She told a press conference in Berlin that the result in Lower Saxony was "emotionally difficult" to deal with after the "rollercoaster" expectation that the Christian Democrat and liberal Free Democrat (FDP) coalition led by the half-Scottish David McAllister would narrowly succeed.
It is a blow to her hopes for a third term in office, and as the 12 consecutive defeat for her party at state level it will give the centre-left a majority in the upper house, allowing the opposition to block major legislation or initiate laws that could make Ms Merkel's life extremely difficult.

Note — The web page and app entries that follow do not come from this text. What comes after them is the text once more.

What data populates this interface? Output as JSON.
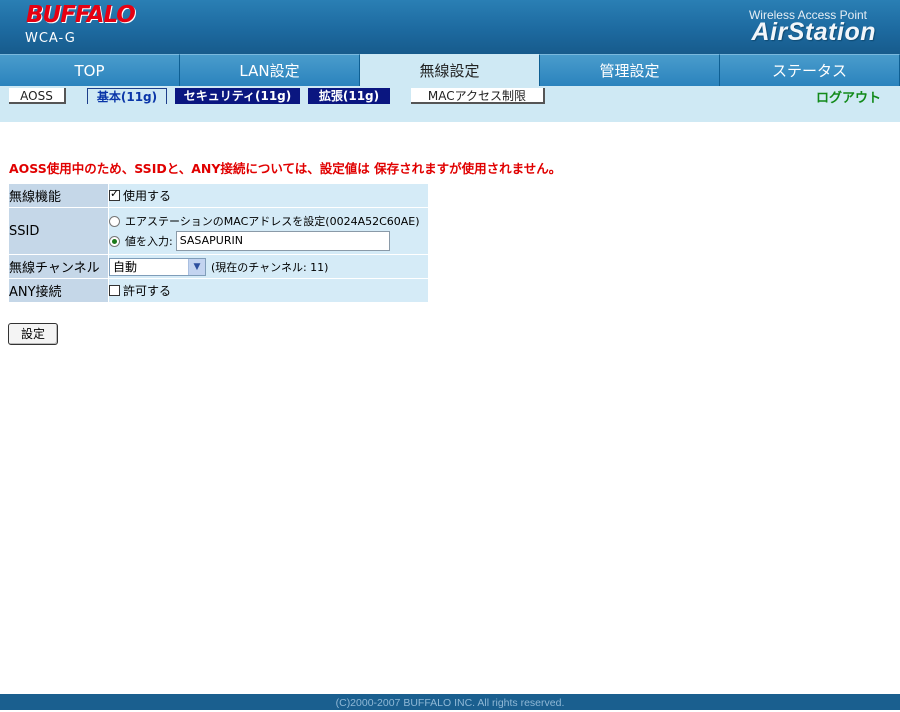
{
  "header": {
    "brand": "BUFFALO",
    "model": "WCA-G",
    "product_sub": "Wireless Access Point",
    "product_name": "AirStation"
  },
  "main_nav": {
    "tabs": [
      {
        "label": "TOP",
        "active": false
      },
      {
        "label": "LAN設定",
        "active": false
      },
      {
        "label": "無線設定",
        "active": true
      },
      {
        "label": "管理設定",
        "active": false
      },
      {
        "label": "ステータス",
        "active": false
      }
    ]
  },
  "sub_nav": {
    "tabs": [
      {
        "label": "AOSS"
      },
      {
        "label": "基本(11g)"
      },
      {
        "label": "セキュリティ(11g)"
      },
      {
        "label": "拡張(11g)"
      },
      {
        "label": "MACアクセス制限"
      }
    ],
    "current": "基本(11g)",
    "logout": "ログアウト"
  },
  "warning": "AOSS使用中のため、SSIDと、ANY接続については、設定値は 保存されますが使用されません。",
  "form": {
    "wireless_function": {
      "label": "無線機能",
      "checkbox_label": "使用する",
      "checked": true
    },
    "ssid": {
      "label": "SSID",
      "option_mac_label": "エアステーションのMACアドレスを設定(0024A52C60AE)",
      "option_value_label": "値を入力:",
      "selected": "value",
      "value": "SASAPURIN"
    },
    "channel": {
      "label": "無線チャンネル",
      "selected": "自動",
      "current_note": "(現在のチャンネル: 11)"
    },
    "any_connection": {
      "label": "ANY接続",
      "checkbox_label": "許可する",
      "checked": false
    },
    "submit_label": "設定"
  },
  "footer": "(C)2000-2007 BUFFALO INC. All rights reserved.",
  "colors": {
    "header_blue": "#1d6aa0",
    "active_tab": "#cfe9f4",
    "warning_red": "#e00000",
    "logout_green": "#128a1a",
    "dark_subtab": "#0a1680"
  }
}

Mr Gerd Langguth, Merkel's biographer and a political scientist at Bonn University, called the election "a veritable wake-up call" for Merkel. "While she still has a definite majority at the federal level, and she can still be re-elected, this has taken the wind out of her sails somewhat," he said.

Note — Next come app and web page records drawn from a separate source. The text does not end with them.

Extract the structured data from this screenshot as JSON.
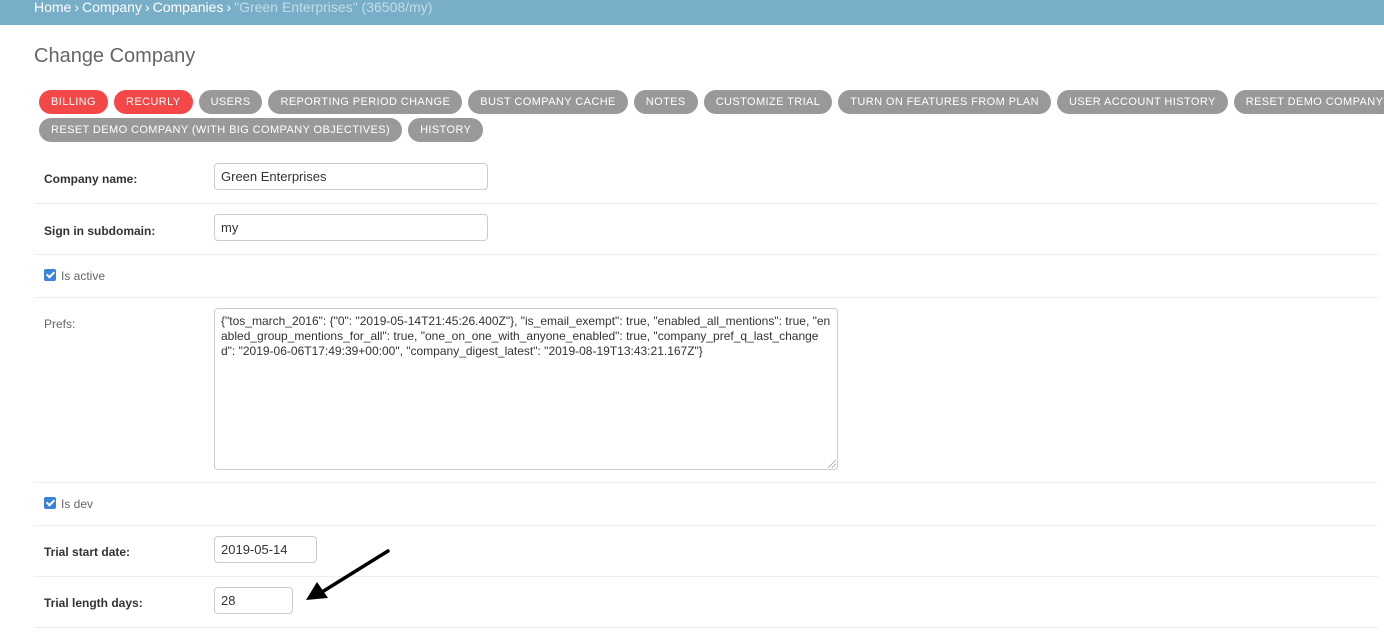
{
  "breadcrumbs": {
    "items": [
      "Home",
      "Company",
      "Companies"
    ],
    "separator": "›",
    "current": "\"Green Enterprises\" (36508/my)"
  },
  "page_title": "Change Company",
  "toolbar": {
    "row1": [
      {
        "label": "BILLING",
        "color": "#f44848"
      },
      {
        "label": "RECURLY",
        "color": "#f44848"
      },
      {
        "label": "USERS",
        "color": "#999999"
      },
      {
        "label": "REPORTING PERIOD CHANGE",
        "color": "#999999"
      },
      {
        "label": "BUST COMPANY CACHE",
        "color": "#999999"
      },
      {
        "label": "NOTES",
        "color": "#999999"
      },
      {
        "label": "CUSTOMIZE TRIAL",
        "color": "#999999"
      },
      {
        "label": "TURN ON FEATURES FROM PLAN",
        "color": "#999999"
      },
      {
        "label": "USER ACCOUNT HISTORY",
        "color": "#999999"
      },
      {
        "label": "RESET DEMO COMPANY",
        "color": "#999999"
      }
    ],
    "row2": [
      {
        "label": "RESET DEMO COMPANY (WITH BIG COMPANY OBJECTIVES)",
        "color": "#999999"
      },
      {
        "label": "HISTORY",
        "color": "#999999"
      }
    ]
  },
  "form": {
    "company_name": {
      "label": "Company name:",
      "value": "Green Enterprises"
    },
    "subdomain": {
      "label": "Sign in subdomain:",
      "value": "my"
    },
    "is_active": {
      "label": "Is active",
      "checked": true
    },
    "prefs": {
      "label": "Prefs:",
      "value": "{\"tos_march_2016\": {\"0\": \"2019-05-14T21:45:26.400Z\"}, \"is_email_exempt\": true, \"enabled_all_mentions\": true, \"enabled_group_mentions_for_all\": true, \"one_on_one_with_anyone_enabled\": true, \"company_pref_q_last_changed\": \"2019-06-06T17:49:39+00:00\", \"company_digest_latest\": \"2019-08-19T13:43:21.167Z\"}"
    },
    "is_dev": {
      "label": "Is dev",
      "checked": true
    },
    "trial_start": {
      "label": "Trial start date:",
      "value": "2019-05-14"
    },
    "trial_length": {
      "label": "Trial length days:",
      "value": "28"
    }
  },
  "annotation": {
    "icon": "arrow-annotation-icon",
    "color": "#000000"
  }
}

The election proved to be one of the most nail-biting German polls in recent years, with results initially indicating Mr McAllister's coalition had succeeded by one seat, then suggesting a dead-heat, and finally showing that the Social Democrats and Greens had secured 68 seats in the Hanover parliament, one more than the incumbents. The biggest shock was the FDP's ability to come from nearly failing to get even the minimum 5% needed to get into parliament, to secure almost 10%.
That was the result of tactical voting by CDU supporters anxious to see the centre-right alliance survive, but came at the expense of Merkel's party, whose support fell by six points to 36%.

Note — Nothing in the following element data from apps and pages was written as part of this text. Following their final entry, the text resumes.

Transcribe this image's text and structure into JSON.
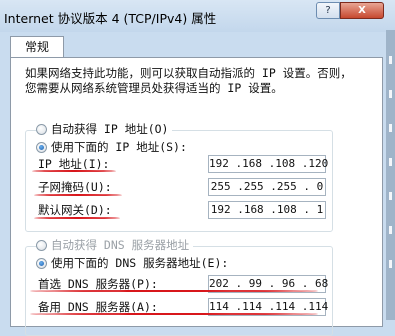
{
  "window": {
    "title": "Internet 协议版本 4 (TCP/IPv4) 属性",
    "help_button": "?",
    "close_button": "X"
  },
  "tabs": [
    {
      "label": "常规",
      "selected": true
    }
  ],
  "description": {
    "line1": "如果网络支持此功能，则可以获取自动指派的 IP 设置。否则，",
    "line2": "您需要从网络系统管理员处获得适当的 IP 设置。"
  },
  "ip_section": {
    "auto_option": {
      "label": "自动获得 IP 地址(O)",
      "selected": false
    },
    "manual_option": {
      "label": "使用下面的 IP 地址(S):",
      "selected": true
    },
    "fields": [
      {
        "label": "IP 地址(I):",
        "value": "192 .168 .108 .120"
      },
      {
        "label": "子网掩码(U):",
        "value": "255 .255 .255 . 0"
      },
      {
        "label": "默认网关(D):",
        "value": "192 .168 .108 . 1"
      }
    ]
  },
  "dns_section": {
    "auto_option": {
      "label": "自动获得 DNS 服务器地址",
      "selected": false,
      "disabled": true
    },
    "manual_option": {
      "label": "使用下面的 DNS 服务器地址(E):",
      "selected": true
    },
    "fields": [
      {
        "label": "首选 DNS 服务器(P):",
        "value": "202 . 99 . 96 . 68"
      },
      {
        "label": "备用 DNS 服务器(A):",
        "value": "114 .114 .114 .114"
      }
    ]
  },
  "annotation_color": "#d8161b"
}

Analysts said 100,000 CDU voters had given their votes to the FDP. The FDP leadership was nevertheless in celebratory mood. It rejected an offer to resign by party leader Philipp Rosler, who had been widely expected to go, but signalled a change in its election strategy by naming veteran Rainer Bruderle as its new main candidate.
"The CDU will, I'm sure, stress their independence far more and fight for every vote," said Oskar Niedermayer, of Berlin's Free University. "Far more important than switching votes between parties, which is merely a redistribution of them, would be for the parties to have stronger campaigns that mobilise voters far more."
Mr McAllister announced he would not lead his party in opposition. He is likely to take some blame for supporters' tactical voting after strongly hinting to CDU voters that they should give one of their two votes to the FDP. He had been expected to get a place on the national stage if his party failed to be re-elected due to a poor FDP performance. Shocked CDU leaders huddled together on Monday to rethink the plan to focus on Ms Merkel's personality.
The Lower Saxony election was very much a personality-led race, pitting the charismatic Mr McAllister - whose unique selling point, his Scottishness, was played to the hilt - against the wooden SPD candidate, Mr Stephan Weil. Bagpipes and talk of Scots' thriftiness shaped Mr McAllister's rallies, and Ms Merkel was brought in to support him, earning him the nickname "Merkel's Mac" and heightening speculation that he might succeed her. That did not stop Ms Merkel giving Mr McAllister her full backing yesterday, as she called him "one of the best and most able heads of the CDU".
The biggest single winner of the night was the Green party, which won 13.7%, its best ever result in the state.
©Guardian News & Media 2013